Give back every record below precisely as written.

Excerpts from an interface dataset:
_ _ _ _

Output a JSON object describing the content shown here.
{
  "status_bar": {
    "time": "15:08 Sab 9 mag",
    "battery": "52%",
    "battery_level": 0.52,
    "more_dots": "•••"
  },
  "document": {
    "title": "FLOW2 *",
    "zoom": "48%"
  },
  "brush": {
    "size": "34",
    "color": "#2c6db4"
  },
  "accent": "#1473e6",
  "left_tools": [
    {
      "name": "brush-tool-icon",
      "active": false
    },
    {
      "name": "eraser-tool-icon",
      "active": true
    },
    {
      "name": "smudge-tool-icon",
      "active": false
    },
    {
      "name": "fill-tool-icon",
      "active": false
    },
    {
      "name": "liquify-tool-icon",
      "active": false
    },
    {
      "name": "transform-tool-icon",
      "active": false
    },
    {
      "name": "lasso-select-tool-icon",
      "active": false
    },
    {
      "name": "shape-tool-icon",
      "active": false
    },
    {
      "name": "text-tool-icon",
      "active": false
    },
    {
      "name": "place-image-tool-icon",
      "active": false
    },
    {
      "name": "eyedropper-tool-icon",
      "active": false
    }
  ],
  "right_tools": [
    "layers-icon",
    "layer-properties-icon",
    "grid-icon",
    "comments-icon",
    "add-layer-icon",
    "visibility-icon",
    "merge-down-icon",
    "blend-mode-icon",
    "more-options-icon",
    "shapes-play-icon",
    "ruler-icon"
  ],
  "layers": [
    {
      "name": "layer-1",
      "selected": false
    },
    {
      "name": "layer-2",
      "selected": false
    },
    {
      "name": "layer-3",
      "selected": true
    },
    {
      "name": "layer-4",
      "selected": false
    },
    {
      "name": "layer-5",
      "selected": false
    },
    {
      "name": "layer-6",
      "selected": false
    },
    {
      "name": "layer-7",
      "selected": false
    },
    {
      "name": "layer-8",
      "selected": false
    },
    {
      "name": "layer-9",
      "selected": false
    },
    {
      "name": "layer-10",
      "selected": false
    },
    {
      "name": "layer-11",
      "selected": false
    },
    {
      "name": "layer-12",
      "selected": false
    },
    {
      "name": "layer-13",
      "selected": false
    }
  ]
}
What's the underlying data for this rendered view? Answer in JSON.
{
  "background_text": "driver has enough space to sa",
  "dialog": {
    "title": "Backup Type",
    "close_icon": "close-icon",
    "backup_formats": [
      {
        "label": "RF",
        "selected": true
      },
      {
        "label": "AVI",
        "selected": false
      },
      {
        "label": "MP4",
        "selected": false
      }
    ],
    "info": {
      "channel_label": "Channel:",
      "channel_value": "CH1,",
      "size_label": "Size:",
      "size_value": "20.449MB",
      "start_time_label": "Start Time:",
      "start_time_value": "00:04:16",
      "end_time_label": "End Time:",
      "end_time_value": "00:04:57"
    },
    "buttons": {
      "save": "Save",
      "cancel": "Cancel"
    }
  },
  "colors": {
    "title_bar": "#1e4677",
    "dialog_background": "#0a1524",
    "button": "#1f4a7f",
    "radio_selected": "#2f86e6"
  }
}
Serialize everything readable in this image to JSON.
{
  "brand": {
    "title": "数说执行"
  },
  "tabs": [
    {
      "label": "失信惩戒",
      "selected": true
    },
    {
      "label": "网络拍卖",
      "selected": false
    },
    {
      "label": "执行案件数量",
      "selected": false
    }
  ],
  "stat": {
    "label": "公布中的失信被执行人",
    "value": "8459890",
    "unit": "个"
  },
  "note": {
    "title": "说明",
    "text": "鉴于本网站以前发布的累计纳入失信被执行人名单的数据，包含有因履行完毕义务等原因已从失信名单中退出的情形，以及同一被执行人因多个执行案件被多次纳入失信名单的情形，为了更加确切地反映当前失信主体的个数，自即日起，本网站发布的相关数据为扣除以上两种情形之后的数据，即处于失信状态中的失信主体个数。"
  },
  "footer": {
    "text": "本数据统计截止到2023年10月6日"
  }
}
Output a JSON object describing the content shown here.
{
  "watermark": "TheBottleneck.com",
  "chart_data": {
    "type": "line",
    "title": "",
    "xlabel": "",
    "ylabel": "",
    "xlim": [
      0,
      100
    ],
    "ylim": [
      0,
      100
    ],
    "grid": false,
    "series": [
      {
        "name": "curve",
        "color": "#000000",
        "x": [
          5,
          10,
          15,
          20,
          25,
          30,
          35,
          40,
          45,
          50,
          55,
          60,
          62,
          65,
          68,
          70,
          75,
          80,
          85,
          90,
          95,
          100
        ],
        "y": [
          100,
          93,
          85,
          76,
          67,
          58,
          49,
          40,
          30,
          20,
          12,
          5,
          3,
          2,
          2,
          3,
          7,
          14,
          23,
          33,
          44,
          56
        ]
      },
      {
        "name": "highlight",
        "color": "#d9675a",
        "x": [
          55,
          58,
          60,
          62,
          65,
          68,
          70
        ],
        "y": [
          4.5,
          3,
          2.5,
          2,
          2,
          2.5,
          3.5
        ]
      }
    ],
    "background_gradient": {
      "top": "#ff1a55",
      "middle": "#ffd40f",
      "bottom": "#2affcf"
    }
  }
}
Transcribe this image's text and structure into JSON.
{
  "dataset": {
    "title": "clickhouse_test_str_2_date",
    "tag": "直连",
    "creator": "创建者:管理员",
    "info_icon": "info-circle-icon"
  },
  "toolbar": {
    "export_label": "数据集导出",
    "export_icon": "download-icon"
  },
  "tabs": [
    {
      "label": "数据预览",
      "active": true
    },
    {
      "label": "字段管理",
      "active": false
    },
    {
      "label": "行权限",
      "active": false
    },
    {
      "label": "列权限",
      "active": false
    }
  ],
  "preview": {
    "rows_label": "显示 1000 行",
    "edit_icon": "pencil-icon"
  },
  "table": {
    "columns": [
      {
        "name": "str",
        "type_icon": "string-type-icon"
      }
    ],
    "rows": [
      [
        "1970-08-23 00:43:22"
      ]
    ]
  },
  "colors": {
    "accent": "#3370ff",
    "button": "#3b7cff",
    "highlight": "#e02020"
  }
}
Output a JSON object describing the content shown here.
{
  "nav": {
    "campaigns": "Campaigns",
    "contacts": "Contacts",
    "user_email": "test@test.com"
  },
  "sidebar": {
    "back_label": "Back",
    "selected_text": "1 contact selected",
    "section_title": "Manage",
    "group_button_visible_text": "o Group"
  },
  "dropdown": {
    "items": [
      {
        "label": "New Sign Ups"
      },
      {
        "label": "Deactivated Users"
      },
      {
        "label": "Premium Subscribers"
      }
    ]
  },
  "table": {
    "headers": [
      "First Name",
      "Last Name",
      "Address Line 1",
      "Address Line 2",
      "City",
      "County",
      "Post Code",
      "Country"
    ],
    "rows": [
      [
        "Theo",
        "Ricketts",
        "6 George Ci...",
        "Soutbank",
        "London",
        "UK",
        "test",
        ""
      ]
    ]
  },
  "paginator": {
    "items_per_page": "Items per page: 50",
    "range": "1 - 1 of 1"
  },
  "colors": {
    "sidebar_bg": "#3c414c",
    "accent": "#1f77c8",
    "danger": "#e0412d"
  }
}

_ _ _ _

(Exercise answer):
Output a JSON object describing the content shown here.
{
  "status_bar": {
    "time": "15:08 Sab 9 mag",
    "battery": "52%",
    "battery_level": 0.52,
    "more_dots": "•••"
  },
  "document": {
    "title": "FLOW2 *",
    "zoom": "48%"
  },
  "brush": {
    "size": "34",
    "color": "#2c6db4"
  },
  "accent": "#1473e6",
  "left_tools": [
    {
      "name": "brush-tool-icon",
      "active": false
    },
    {
      "name": "eraser-tool-icon",
      "active": true
    },
    {
      "name": "smudge-tool-icon",
      "active": false
    },
    {
      "name": "fill-tool-icon",
      "active": false
    },
    {
      "name": "liquify-tool-icon",
      "active": false
    },
    {
      "name": "transform-tool-icon",
      "active": false
    },
    {
      "name": "lasso-select-tool-icon",
      "active": false
    },
    {
      "name": "shape-tool-icon",
      "active": false
    },
    {
      "name": "text-tool-icon",
      "active": false
    },
    {
      "name": "place-image-tool-icon",
      "active": false
    },
    {
      "name": "eyedropper-tool-icon",
      "active": false
    }
  ],
  "right_tools": [
    "layers-icon",
    "layer-properties-icon",
    "grid-icon",
    "comments-icon",
    "add-layer-icon",
    "visibility-icon",
    "merge-down-icon",
    "blend-mode-icon",
    "more-options-icon",
    "shapes-play-icon",
    "ruler-icon"
  ],
  "layers": [
    {
      "name": "layer-1",
      "selected": false
    },
    {
      "name": "layer-2",
      "selected": false
    },
    {
      "name": "layer-3",
      "selected": true
    },
    {
      "name": "layer-4",
      "selected": false
    },
    {
      "name": "layer-5",
      "selected": false
    },
    {
      "name": "layer-6",
      "selected": false
    },
    {
      "name": "layer-7",
      "selected": false
    },
    {
      "name": "layer-8",
      "selected": false
    },
    {
      "name": "layer-9",
      "selected": false
    },
    {
      "name": "layer-10",
      "selected": false
    },
    {
      "name": "layer-11",
      "selected": false
    },
    {
      "name": "layer-12",
      "selected": false
    },
    {
      "name": "layer-13",
      "selected": false
    }
  ]
}
What's the underlying data for this rendered view? Answer in JSON.
{
  "background_text": "driver has enough space to sa",
  "dialog": {
    "title": "Backup Type",
    "close_icon": "close-icon",
    "backup_formats": [
      {
        "label": "RF",
        "selected": true
      },
      {
        "label": "AVI",
        "selected": false
      },
      {
        "label": "MP4",
        "selected": false
      }
    ],
    "info": {
      "channel_label": "Channel:",
      "channel_value": "CH1,",
      "size_label": "Size:",
      "size_value": "20.449MB",
      "start_time_label": "Start Time:",
      "start_time_value": "00:04:16",
      "end_time_label": "End Time:",
      "end_time_value": "00:04:57"
    },
    "buttons": {
      "save": "Save",
      "cancel": "Cancel"
    }
  },
  "colors": {
    "title_bar": "#1e4677",
    "dialog_background": "#0a1524",
    "button": "#1f4a7f",
    "radio_selected": "#2f86e6"
  }
}
Serialize everything readable in this image to JSON.
{
  "brand": {
    "title": "数说执行"
  },
  "tabs": [
    {
      "label": "失信惩戒",
      "selected": true
    },
    {
      "label": "网络拍卖",
      "selected": false
    },
    {
      "label": "执行案件数量",
      "selected": false
    }
  ],
  "stat": {
    "label": "公布中的失信被执行人",
    "value": "8459890",
    "unit": "个"
  },
  "note": {
    "title": "说明",
    "text": "鉴于本网站以前发布的累计纳入失信被执行人名单的数据，包含有因履行完毕义务等原因已从失信名单中退出的情形，以及同一被执行人因多个执行案件被多次纳入失信名单的情形，为了更加确切地反映当前失信主体的个数，自即日起，本网站发布的相关数据为扣除以上两种情形之后的数据，即处于失信状态中的失信主体个数。"
  },
  "footer": {
    "text": "本数据统计截止到2023年10月6日"
  }
}
Output a JSON object describing the content shown here.
{
  "watermark": "TheBottleneck.com",
  "chart_data": {
    "type": "line",
    "title": "",
    "xlabel": "",
    "ylabel": "",
    "xlim": [
      0,
      100
    ],
    "ylim": [
      0,
      100
    ],
    "grid": false,
    "series": [
      {
        "name": "curve",
        "color": "#000000",
        "x": [
          5,
          10,
          15,
          20,
          25,
          30,
          35,
          40,
          45,
          50,
          55,
          60,
          62,
          65,
          68,
          70,
          75,
          80,
          85,
          90,
          95,
          100
        ],
        "y": [
          100,
          93,
          85,
          76,
          67,
          58,
          49,
          40,
          30,
          20,
          12,
          5,
          3,
          2,
          2,
          3,
          7,
          14,
          23,
          33,
          44,
          56
        ]
      },
      {
        "name": "highlight",
        "color": "#d9675a",
        "x": [
          55,
          58,
          60,
          62,
          65,
          68,
          70
        ],
        "y": [
          4.5,
          3,
          2.5,
          2,
          2,
          2.5,
          3.5
        ]
      }
    ],
    "background_gradient": {
      "top": "#ff1a55",
      "middle": "#ffd40f",
      "bottom": "#2affcf"
    }
  }
}
Transcribe this image's text and structure into JSON.
{
  "dataset": {
    "title": "clickhouse_test_str_2_date",
    "tag": "直连",
    "creator": "创建者:管理员",
    "info_icon": "info-circle-icon"
  },
  "toolbar": {
    "export_label": "数据集导出",
    "export_icon": "download-icon"
  },
  "tabs": [
    {
      "label": "数据预览",
      "active": true
    },
    {
      "label": "字段管理",
      "active": false
    },
    {
      "label": "行权限",
      "active": false
    },
    {
      "label": "列权限",
      "active": false
    }
  ],
  "preview": {
    "rows_label": "显示 1000 行",
    "edit_icon": "pencil-icon"
  },
  "table": {
    "columns": [
      {
        "name": "str",
        "type_icon": "string-type-icon"
      }
    ],
    "rows": [
      [
        "1970-08-23 00:43:22"
      ]
    ]
  },
  "colors": {
    "accent": "#3370ff",
    "button": "#3b7cff",
    "highlight": "#e02020"
  }
}
Output a JSON object describing the content shown here.
{
  "nav": {
    "campaigns": "Campaigns",
    "contacts": "Contacts",
    "user_email": "test@test.com"
  },
  "sidebar": {
    "back_label": "Back",
    "selected_text": "1 contact selected",
    "section_title": "Manage",
    "group_button_visible_text": "o Group"
  },
  "dropdown": {
    "items": [
      {
        "label": "New Sign Ups"
      },
      {
        "label": "Deactivated Users"
      },
      {
        "label": "Premium Subscribers"
      }
    ]
  },
  "table": {
    "headers": [
      "First Name",
      "Last Name",
      "Address Line 1",
      "Address Line 2",
      "City",
      "County",
      "Post Code",
      "Country"
    ],
    "rows": [
      [
        "Theo",
        "Ricketts",
        "6 George Ci...",
        "Soutbank",
        "London",
        "UK",
        "test",
        ""
      ]
    ]
  },
  "paginator": {
    "items_per_page": "Items per page: 50",
    "range": "1 - 1 of 1"
  },
  "colors": {
    "sidebar_bg": "#3c414c",
    "accent": "#1f77c8",
    "danger": "#e0412d"
  }
}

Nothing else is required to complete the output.